  • Chip shortages continue to plague the car makers as GM had to cut production as a result (Thursday)as well as Ford (Friday). These are just the latest makers to suffer and there’s no visibility as to when this is going to end
  • Tesla announced that it would be doing a recall in the US of 135,000 cars (Wednesday), which is a lot considering that last year the company shipped just under 500,000 vehicles globally. I would have thought that this is going to be expensive as the recall involves the touchscreen – not some spring or something. Tricky.
  • Tech companies benefited from increased ad spending. Google announced record revenues for Q4 (Wednesday) while Snap and Pinterest also benefited (Friday) from higher ad spending. I would have thought that Google’s sheer ongoing power will provide ammo for lawmakers and politicians alike when they eventually get around to deciding what to do about Big Tech.

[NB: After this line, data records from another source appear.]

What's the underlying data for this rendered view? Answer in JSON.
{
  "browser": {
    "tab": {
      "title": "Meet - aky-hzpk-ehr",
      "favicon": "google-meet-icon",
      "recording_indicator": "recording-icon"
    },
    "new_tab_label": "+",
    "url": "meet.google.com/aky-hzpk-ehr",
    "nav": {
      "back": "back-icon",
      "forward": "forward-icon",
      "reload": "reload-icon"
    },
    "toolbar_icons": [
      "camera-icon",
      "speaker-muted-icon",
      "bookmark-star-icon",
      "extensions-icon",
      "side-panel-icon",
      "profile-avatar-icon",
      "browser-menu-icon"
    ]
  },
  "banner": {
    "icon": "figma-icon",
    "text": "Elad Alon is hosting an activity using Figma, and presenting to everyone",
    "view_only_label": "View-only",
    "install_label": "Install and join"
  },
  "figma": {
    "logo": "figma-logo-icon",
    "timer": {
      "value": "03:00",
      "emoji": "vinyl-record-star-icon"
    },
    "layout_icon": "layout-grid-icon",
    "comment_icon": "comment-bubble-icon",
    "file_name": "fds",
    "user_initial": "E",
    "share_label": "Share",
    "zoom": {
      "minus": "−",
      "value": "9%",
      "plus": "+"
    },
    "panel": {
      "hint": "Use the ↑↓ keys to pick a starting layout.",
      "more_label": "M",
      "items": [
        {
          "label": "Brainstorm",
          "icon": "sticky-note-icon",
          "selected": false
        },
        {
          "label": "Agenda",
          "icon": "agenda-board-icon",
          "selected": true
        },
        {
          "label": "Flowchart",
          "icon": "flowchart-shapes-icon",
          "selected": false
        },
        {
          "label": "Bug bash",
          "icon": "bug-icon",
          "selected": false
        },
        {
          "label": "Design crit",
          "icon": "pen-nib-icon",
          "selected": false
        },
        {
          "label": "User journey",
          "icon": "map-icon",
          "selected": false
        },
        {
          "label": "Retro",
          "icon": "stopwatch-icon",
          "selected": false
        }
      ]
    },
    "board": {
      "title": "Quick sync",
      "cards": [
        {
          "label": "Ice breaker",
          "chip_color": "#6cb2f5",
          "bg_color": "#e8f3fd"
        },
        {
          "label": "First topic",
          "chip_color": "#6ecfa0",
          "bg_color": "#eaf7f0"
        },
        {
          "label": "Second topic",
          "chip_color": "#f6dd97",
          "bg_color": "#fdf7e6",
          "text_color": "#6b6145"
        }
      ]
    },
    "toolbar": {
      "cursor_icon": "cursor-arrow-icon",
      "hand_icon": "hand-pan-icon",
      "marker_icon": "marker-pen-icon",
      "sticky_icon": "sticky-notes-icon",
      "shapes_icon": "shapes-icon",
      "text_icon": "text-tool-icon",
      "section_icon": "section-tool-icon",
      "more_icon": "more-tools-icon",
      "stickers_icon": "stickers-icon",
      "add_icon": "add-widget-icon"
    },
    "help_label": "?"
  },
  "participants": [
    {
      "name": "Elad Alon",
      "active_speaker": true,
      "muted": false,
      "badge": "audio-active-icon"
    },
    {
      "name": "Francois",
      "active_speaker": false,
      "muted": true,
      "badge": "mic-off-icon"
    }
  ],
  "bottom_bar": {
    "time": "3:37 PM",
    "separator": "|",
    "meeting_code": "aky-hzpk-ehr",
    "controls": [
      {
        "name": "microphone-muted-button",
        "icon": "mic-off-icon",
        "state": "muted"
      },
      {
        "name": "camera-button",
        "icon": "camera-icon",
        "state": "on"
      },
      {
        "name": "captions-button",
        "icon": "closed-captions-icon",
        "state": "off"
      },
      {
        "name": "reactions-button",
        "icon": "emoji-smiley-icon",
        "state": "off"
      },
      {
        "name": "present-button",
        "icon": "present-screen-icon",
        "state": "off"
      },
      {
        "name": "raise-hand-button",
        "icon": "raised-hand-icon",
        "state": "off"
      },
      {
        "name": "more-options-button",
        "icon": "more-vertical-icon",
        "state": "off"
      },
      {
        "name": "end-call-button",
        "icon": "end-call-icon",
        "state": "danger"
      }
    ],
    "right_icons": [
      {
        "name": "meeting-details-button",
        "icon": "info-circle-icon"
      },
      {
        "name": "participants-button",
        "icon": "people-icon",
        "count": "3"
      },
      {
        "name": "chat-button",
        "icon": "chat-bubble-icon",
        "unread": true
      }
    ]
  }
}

  • Other interesting stories this week included the return of a reformed/reforming Ant Group (Thursday) that could get another crack at launching an IPO if it behaves itself, Asos buying Topshop from the stricken Arcadia (Tuesday) as the online retailer bought the brands and not the shops and Amazon boss Jeff Bezos stepping back from being the CEO (Wednesday) putting a trusted lieutenant into the hot seat.


  • Watson’s Yearly updates: These will be left until the next edition of Watson’s Yearly that will be published shortly


My favourite “alternative” story this week was the old sketch that just makes me laugh every time and always gives me a lift!